Give the number of lines in the records below that include "jewelry", and nothing more.

::: Data supplied :::

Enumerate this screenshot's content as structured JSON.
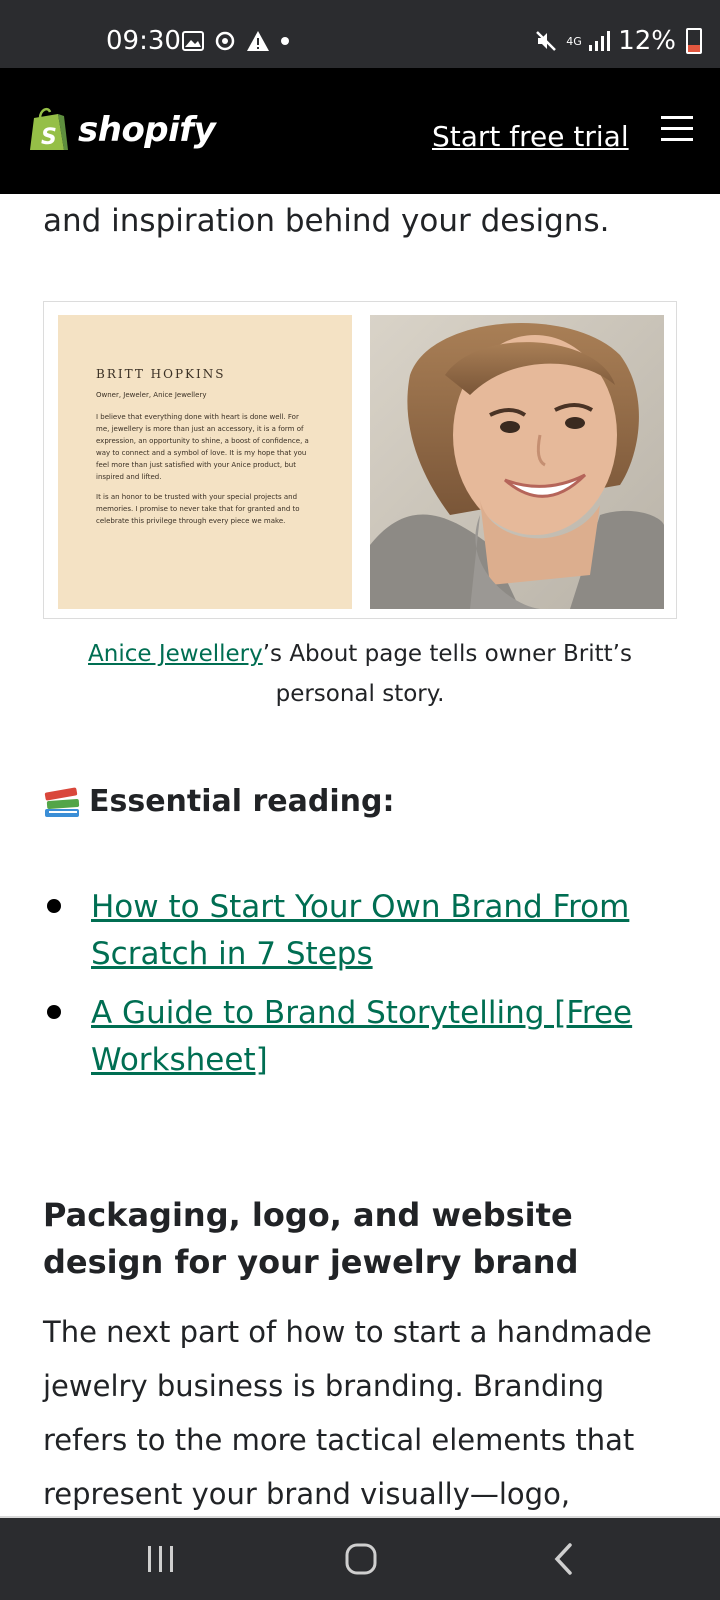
{
  "status_bar": {
    "time": "09:30",
    "battery": "12%",
    "network": "4G"
  },
  "header": {
    "logo_text": "shopify",
    "cta_label": "Start free trial",
    "brand_color": "#95bf47"
  },
  "article": {
    "lead_text": "and inspiration behind your designs.",
    "figure": {
      "card_name": "BRITT HOPKINS",
      "card_role": "Owner, Jeweler, Anice Jewellery",
      "card_paragraph_1": "I believe that everything done with heart is done well. For me, jewellery is more than just an accessory, it is a form of expression, an opportunity to shine, a boost of confidence, a way to connect and a symbol of love. It is my hope that you feel more than just satisfied with your Anice product, but inspired and lifted.",
      "card_paragraph_2": "It is an honor to be trusted with your special projects and memories. I promise to never take that for granted and to celebrate this privilege through every piece we make.",
      "caption_link": "Anice Jewellery",
      "caption_rest": "’s About page tells owner Britt’s personal story."
    },
    "essential_heading": "Essential reading:",
    "reading_links": [
      "How to Start Your Own Brand From Scratch in 7 Steps",
      "A Guide to Brand Storytelling [Free Worksheet]"
    ],
    "section_heading": "Packaging, logo, and website design for your jewelry brand",
    "body_paragraph": "The next part of how to start a handmade jewelry business is branding. Branding refers to the more tactical elements that represent your brand visually—logo,"
  },
  "colors": {
    "link": "#006e52",
    "header_bg": "#000000",
    "card_bg": "#f4e2c4"
  },
  "nav_icons": [
    "recents-icon",
    "home-icon",
    "back-icon"
  ]
}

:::

● **Response**
2